__Problem to solve__:
The entries are to be output word for word, with the pictures omitted.

__Information__:
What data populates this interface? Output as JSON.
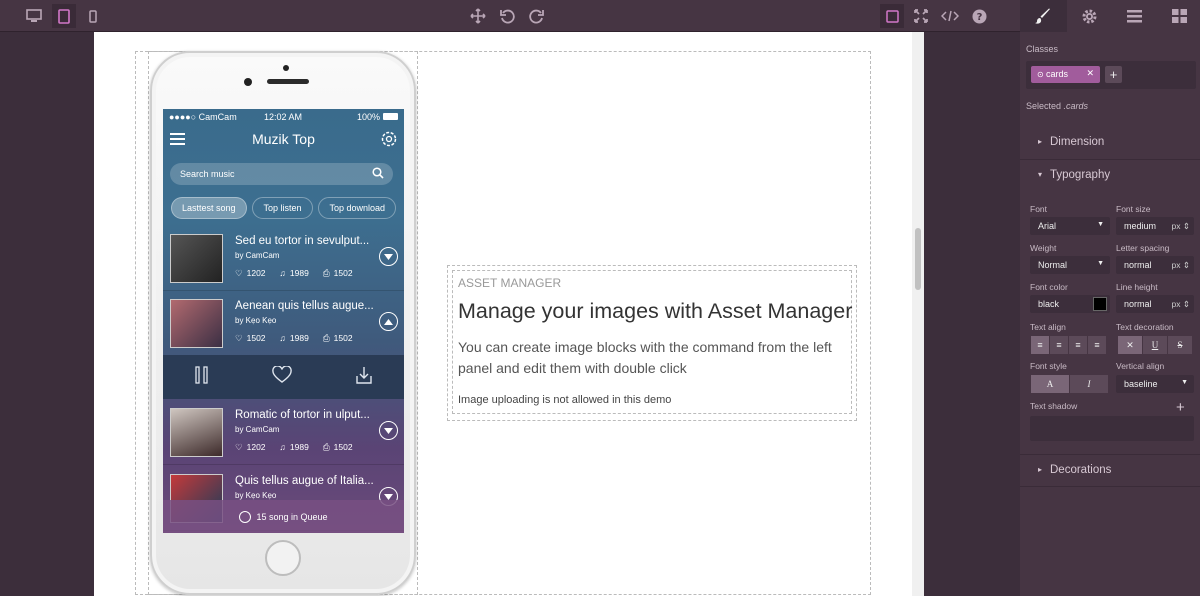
{
  "topbar": {
    "devices": [
      "desktop-icon",
      "tablet-icon",
      "mobile-icon"
    ],
    "tools": [
      "move-icon",
      "undo-icon",
      "redo-icon"
    ],
    "options": [
      "outline-icon",
      "fullscreen-icon",
      "code-icon",
      "help-icon"
    ],
    "panel_tabs": [
      "brush-icon",
      "gear-icon",
      "layers-icon",
      "blocks-icon"
    ]
  },
  "phone": {
    "status": {
      "carrier": "●●●●○ CamCam",
      "time": "12:02 AM",
      "battery": "100%"
    },
    "app_title": "Muzik Top",
    "search_placeholder": "Search music",
    "tabs": [
      "Lasttest song",
      "Top listen",
      "Top download"
    ],
    "songs": [
      {
        "title": "Sed eu tortor in sevulput...",
        "by": "by CamCam",
        "likes": "1202",
        "plays": "1989",
        "downloads": "1502"
      },
      {
        "title": "Aenean quis tellus augue...",
        "by": "by Kẹo Kẹo",
        "likes": "1502",
        "plays": "1989",
        "downloads": "1502"
      },
      {
        "title": "Romatic of tortor in ulput...",
        "by": "by CamCam",
        "likes": "1202",
        "plays": "1989",
        "downloads": "1502"
      },
      {
        "title": "Quis tellus augue of Italia...",
        "by": "by Kẹo Kẹo"
      }
    ],
    "queue": "15 song in Queue"
  },
  "asset": {
    "label": "ASSET MANAGER",
    "title": "Manage your images with Asset Manager",
    "text": "You can create image blocks with the command from the left panel and edit them with double click",
    "note": "Image uploading is not allowed in this demo"
  },
  "panel": {
    "classes_label": "Classes",
    "class_tag": "cards",
    "selected_label": "Selected",
    "selected_value": ".cards",
    "sectors": {
      "dimension": "Dimension",
      "typography": "Typography",
      "decorations": "Decorations"
    },
    "props": {
      "font": {
        "label": "Font",
        "value": "Arial"
      },
      "font_size": {
        "label": "Font size",
        "value": "medium",
        "unit": "px"
      },
      "weight": {
        "label": "Weight",
        "value": "Normal"
      },
      "letter_spacing": {
        "label": "Letter spacing",
        "value": "normal",
        "unit": "px"
      },
      "font_color": {
        "label": "Font color",
        "value": "black"
      },
      "line_height": {
        "label": "Line height",
        "value": "normal",
        "unit": "px"
      },
      "text_align": {
        "label": "Text align"
      },
      "text_decoration": {
        "label": "Text decoration",
        "options": [
          "✕",
          "U",
          "S"
        ]
      },
      "font_style": {
        "label": "Font style",
        "options": [
          "A",
          "I"
        ]
      },
      "vertical_align": {
        "label": "Vertical align",
        "value": "baseline"
      },
      "text_shadow": {
        "label": "Text shadow"
      }
    }
  },
  "colors": {
    "accent": "#d278c9",
    "panel_bg": "#463543",
    "tag": "#a15c9c"
  }
}
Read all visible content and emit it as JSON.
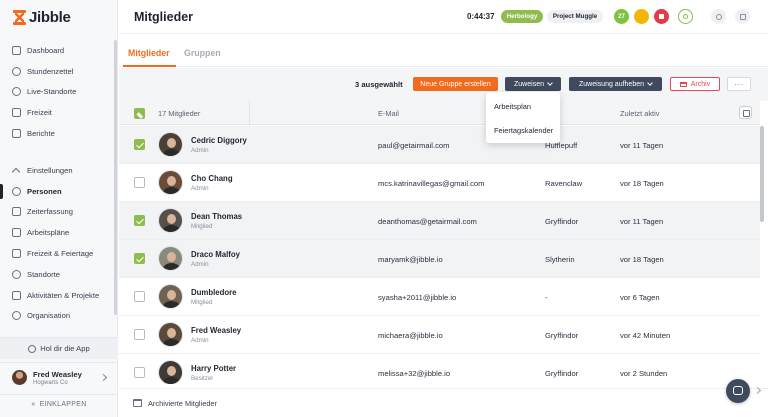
{
  "app": {
    "logo_text": "Jibble"
  },
  "sidebar": {
    "items": [
      {
        "label": "Dashboard",
        "icon": "dashboard-icon"
      },
      {
        "label": "Stundenzettel",
        "icon": "clock-icon"
      },
      {
        "label": "Live-Standorte",
        "icon": "location-pin-icon"
      },
      {
        "label": "Freizeit",
        "icon": "suitcase-icon"
      },
      {
        "label": "Berichte",
        "icon": "report-icon"
      }
    ],
    "section_label": "Einstellungen",
    "settings_items": [
      {
        "label": "Personen",
        "icon": "people-icon",
        "active": true
      },
      {
        "label": "Zeiterfassung",
        "icon": "time-tracking-icon"
      },
      {
        "label": "Arbeitspläne",
        "icon": "schedule-icon"
      },
      {
        "label": "Freizeit & Feiertage",
        "icon": "calendar-icon"
      },
      {
        "label": "Standorte",
        "icon": "location-icon"
      },
      {
        "label": "Aktivitäten & Projekte",
        "icon": "tag-icon"
      },
      {
        "label": "Organisation",
        "icon": "gear-icon"
      }
    ],
    "app_button": "Hol dir die App",
    "user": {
      "name": "Fred Weasley",
      "org": "Hogwarts Co"
    },
    "collapse_label": "EINKLAPPEN"
  },
  "header": {
    "title": "Mitglieder",
    "timer": "0:44:37",
    "activity_chip": "Herbology",
    "project_chip": "Project Muggle",
    "counter_badge": "27"
  },
  "tabs": [
    {
      "label": "Mitglieder",
      "active": true
    },
    {
      "label": "Gruppen",
      "active": false
    }
  ],
  "toolbar": {
    "selected_count": "3 ausgewählt",
    "new_group": "Neue Gruppe erstellen",
    "assign": "Zuweisen",
    "unassign": "Zuweisung aufheben",
    "archive": "Archiv",
    "more": "···"
  },
  "dropdown": {
    "items": [
      "Arbeitsplan",
      "Feiertagskalender"
    ]
  },
  "table": {
    "headers": {
      "name": "17 Mitglieder",
      "email": "E-Mail",
      "group": "ppe",
      "last": "Zuletzt aktiv"
    },
    "rows": [
      {
        "name": "Cedric Diggory",
        "role": "Admin",
        "email": "paul@getairmail.com",
        "group": "Hufflepuff",
        "last": "vor 11 Tagen",
        "checked": true
      },
      {
        "name": "Cho Chang",
        "role": "Admin",
        "email": "mcs.katrinavillegas@gmail.com",
        "group": "Ravenclaw",
        "last": "vor 18 Tagen",
        "checked": false
      },
      {
        "name": "Dean Thomas",
        "role": "Mitglied",
        "email": "deanthomas@getairmail.com",
        "group": "Gryffindor",
        "last": "vor 11 Tagen",
        "checked": true
      },
      {
        "name": "Draco Malfoy",
        "role": "Admin",
        "email": "maryamk@jibble.io",
        "group": "Slytherin",
        "last": "vor 18 Tagen",
        "checked": true
      },
      {
        "name": "Dumbledore",
        "role": "Mitglied",
        "email": "syasha+2011@jibble.io",
        "group": "-",
        "last": "vor 6 Tagen",
        "checked": false
      },
      {
        "name": "Fred Weasley",
        "role": "Admin",
        "email": "michaera@jibble.io",
        "group": "Gryffindor",
        "last": "vor 42 Minuten",
        "checked": false
      },
      {
        "name": "Harry Potter",
        "role": "Besitzer",
        "email": "melissa+32@jibble.io",
        "group": "Gryffindor",
        "last": "vor 2 Stunden",
        "checked": false
      }
    ]
  },
  "footer": {
    "archived_label": "Archivierte Mitglieder"
  },
  "colors": {
    "accent": "#f26b1d",
    "check": "#8fbc4f",
    "dark_button": "#3f4a5e",
    "danger": "#e2495a"
  }
}
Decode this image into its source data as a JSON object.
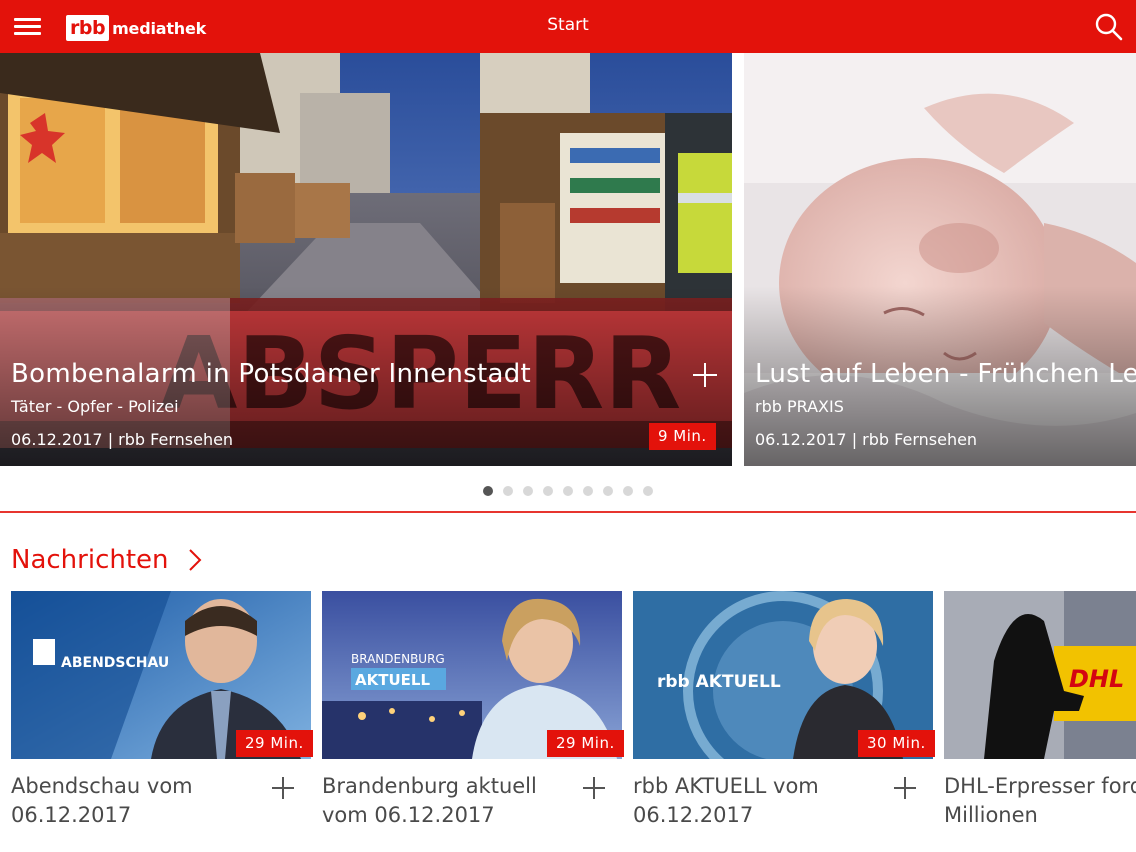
{
  "header": {
    "title": "Start",
    "logo_mark": "rbb",
    "logo_text": "mediathek",
    "brand_color": "#e3120b"
  },
  "hero": {
    "slides": [
      {
        "title": "Bombenalarm in Potsdamer Innenstadt",
        "subtitle": "Täter - Opfer - Polizei",
        "meta": "06.12.2017 | rbb Fernsehen",
        "duration": "9 Min."
      },
      {
        "title": "Lust auf Leben - Frühchen Levi",
        "subtitle": "rbb PRAXIS",
        "meta": "06.12.2017 | rbb Fernsehen"
      }
    ],
    "page_count": 9,
    "active_index": 0
  },
  "section": {
    "title": "Nachrichten",
    "tiles": [
      {
        "title": "Abendschau vom 06.12.2017",
        "duration": "29 Min.",
        "thumb_text": "ABENDSCHAU"
      },
      {
        "title": "Brandenburg aktuell vom 06.12.2017",
        "duration": "29 Min.",
        "thumb_text_1": "BRANDENBURG",
        "thumb_text_2": "AKTUELL"
      },
      {
        "title": "rbb AKTUELL vom 06.12.2017",
        "duration": "30 Min.",
        "thumb_text": "rbb AKTUELL"
      },
      {
        "title": "DHL-Erpresser fordert Millionen",
        "thumb_text": "DHL"
      }
    ]
  }
}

__Task solution__:
What data populates this interface? Output as JSON.
{
  "topbar": {
    "devices": [
      "desktop-icon",
      "tablet-icon",
      "mobile-icon"
    ],
    "tools": [
      "move-icon",
      "undo-icon",
      "redo-icon"
    ],
    "options": [
      "outline-icon",
      "fullscreen-icon",
      "code-icon",
      "help-icon"
    ],
    "panel_tabs": [
      "brush-icon",
      "gear-icon",
      "layers-icon",
      "blocks-icon"
    ]
  },
  "phone": {
    "status": {
      "carrier": "●●●●○ CamCam",
      "time": "12:02 AM",
      "battery": "100%"
    },
    "app_title": "Muzik Top",
    "search_placeholder": "Search music",
    "tabs": [
      "Lasttest song",
      "Top listen",
      "Top download"
    ],
    "songs": [
      {
        "title": "Sed eu tortor in sevulput...",
        "by": "by CamCam",
        "likes": "1202",
        "plays": "1989",
        "downloads": "1502"
      },
      {
        "title": "Aenean quis tellus augue...",
        "by": "by Kẹo Kẹo",
        "likes": "1502",
        "plays": "1989",
        "downloads": "1502"
      },
      {
        "title": "Romatic of tortor in ulput...",
        "by": "by CamCam",
        "likes": "1202",
        "plays": "1989",
        "downloads": "1502"
      },
      {
        "title": "Quis tellus augue of Italia...",
        "by": "by Kẹo Kẹo"
      }
    ],
    "queue": "15 song in Queue"
  },
  "asset": {
    "label": "ASSET MANAGER",
    "title": "Manage your images with Asset Manager",
    "text": "You can create image blocks with the command from the left panel and edit them with double click",
    "note": "Image uploading is not allowed in this demo"
  },
  "panel": {
    "classes_label": "Classes",
    "class_tag": "cards",
    "selected_label": "Selected",
    "selected_value": ".cards",
    "sectors": {
      "dimension": "Dimension",
      "typography": "Typography",
      "decorations": "Decorations"
    },
    "props": {
      "font": {
        "label": "Font",
        "value": "Arial"
      },
      "font_size": {
        "label": "Font size",
        "value": "medium",
        "unit": "px"
      },
      "weight": {
        "label": "Weight",
        "value": "Normal"
      },
      "letter_spacing": {
        "label": "Letter spacing",
        "value": "normal",
        "unit": "px"
      },
      "font_color": {
        "label": "Font color",
        "value": "black"
      },
      "line_height": {
        "label": "Line height",
        "value": "normal",
        "unit": "px"
      },
      "text_align": {
        "label": "Text align"
      },
      "text_decoration": {
        "label": "Text decoration",
        "options": [
          "✕",
          "U",
          "S"
        ]
      },
      "font_style": {
        "label": "Font style",
        "options": [
          "A",
          "I"
        ]
      },
      "vertical_align": {
        "label": "Vertical align",
        "value": "baseline"
      },
      "text_shadow": {
        "label": "Text shadow"
      }
    }
  },
  "colors": {
    "accent": "#d278c9",
    "panel_bg": "#463543",
    "tag": "#a15c9c"
  }
}
Read all visible content and emit it as JSON.
{
  "app": {
    "logo_text": "Jibble"
  },
  "sidebar": {
    "items": [
      {
        "label": "Dashboard",
        "icon": "dashboard-icon"
      },
      {
        "label": "Stundenzettel",
        "icon": "clock-icon"
      },
      {
        "label": "Live-Standorte",
        "icon": "location-pin-icon"
      },
      {
        "label": "Freizeit",
        "icon": "suitcase-icon"
      },
      {
        "label": "Berichte",
        "icon": "report-icon"
      }
    ],
    "section_label": "Einstellungen",
    "settings_items": [
      {
        "label": "Personen",
        "icon": "people-icon",
        "active": true
      },
      {
        "label": "Zeiterfassung",
        "icon": "time-tracking-icon"
      },
      {
        "label": "Arbeitspläne",
        "icon": "schedule-icon"
      },
      {
        "label": "Freizeit & Feiertage",
        "icon": "calendar-icon"
      },
      {
        "label": "Standorte",
        "icon": "location-icon"
      },
      {
        "label": "Aktivitäten & Projekte",
        "icon": "tag-icon"
      },
      {
        "label": "Organisation",
        "icon": "gear-icon"
      }
    ],
    "app_button": "Hol dir die App",
    "user": {
      "name": "Fred Weasley",
      "org": "Hogwarts Co"
    },
    "collapse_label": "EINKLAPPEN"
  },
  "header": {
    "title": "Mitglieder",
    "timer": "0:44:37",
    "activity_chip": "Herbology",
    "project_chip": "Project Muggle",
    "counter_badge": "27"
  },
  "tabs": [
    {
      "label": "Mitglieder",
      "active": true
    },
    {
      "label": "Gruppen",
      "active": false
    }
  ],
  "toolbar": {
    "selected_count": "3 ausgewählt",
    "new_group": "Neue Gruppe erstellen",
    "assign": "Zuweisen",
    "unassign": "Zuweisung aufheben",
    "archive": "Archiv",
    "more": "···"
  },
  "dropdown": {
    "items": [
      "Arbeitsplan",
      "Feiertagskalender"
    ]
  },
  "table": {
    "headers": {
      "name": "17 Mitglieder",
      "email": "E-Mail",
      "group": "ppe",
      "last": "Zuletzt aktiv"
    },
    "rows": [
      {
        "name": "Cedric Diggory",
        "role": "Admin",
        "email": "paul@getairmail.com",
        "group": "Hufflepuff",
        "last": "vor 11 Tagen",
        "checked": true
      },
      {
        "name": "Cho Chang",
        "role": "Admin",
        "email": "mcs.katrinavillegas@gmail.com",
        "group": "Ravenclaw",
        "last": "vor 18 Tagen",
        "checked": false
      },
      {
        "name": "Dean Thomas",
        "role": "Mitglied",
        "email": "deanthomas@getairmail.com",
        "group": "Gryffindor",
        "last": "vor 11 Tagen",
        "checked": true
      },
      {
        "name": "Draco Malfoy",
        "role": "Admin",
        "email": "maryamk@jibble.io",
        "group": "Slytherin",
        "last": "vor 18 Tagen",
        "checked": true
      },
      {
        "name": "Dumbledore",
        "role": "Mitglied",
        "email": "syasha+2011@jibble.io",
        "group": "-",
        "last": "vor 6 Tagen",
        "checked": false
      },
      {
        "name": "Fred Weasley",
        "role": "Admin",
        "email": "michaera@jibble.io",
        "group": "Gryffindor",
        "last": "vor 42 Minuten",
        "checked": false
      },
      {
        "name": "Harry Potter",
        "role": "Besitzer",
        "email": "melissa+32@jibble.io",
        "group": "Gryffindor",
        "last": "vor 2 Stunden",
        "checked": false
      }
    ]
  },
  "footer": {
    "archived_label": "Archivierte Mitglieder"
  },
  "colors": {
    "accent": "#f26b1d",
    "check": "#8fbc4f",
    "dark_button": "#3f4a5e",
    "danger": "#e2495a"
  }
}
Decode this image into its source data as a JSON object.
{
  "header": {
    "title": "Start",
    "logo_mark": "rbb",
    "logo_text": "mediathek",
    "brand_color": "#e3120b"
  },
  "hero": {
    "slides": [
      {
        "title": "Bombenalarm in Potsdamer Innenstadt",
        "subtitle": "Täter - Opfer - Polizei",
        "meta": "06.12.2017 | rbb Fernsehen",
        "duration": "9 Min."
      },
      {
        "title": "Lust auf Leben - Frühchen Levi",
        "subtitle": "rbb PRAXIS",
        "meta": "06.12.2017 | rbb Fernsehen"
      }
    ],
    "page_count": 9,
    "active_index": 0
  },
  "section": {
    "title": "Nachrichten",
    "tiles": [
      {
        "title": "Abendschau vom 06.12.2017",
        "duration": "29 Min.",
        "thumb_text": "ABENDSCHAU"
      },
      {
        "title": "Brandenburg aktuell vom 06.12.2017",
        "duration": "29 Min.",
        "thumb_text_1": "BRANDENBURG",
        "thumb_text_2": "AKTUELL"
      },
      {
        "title": "rbb AKTUELL vom 06.12.2017",
        "duration": "30 Min.",
        "thumb_text": "rbb AKTUELL"
      },
      {
        "title": "DHL-Erpresser fordert Millionen",
        "thumb_text": "DHL"
      }
    ]
  }
}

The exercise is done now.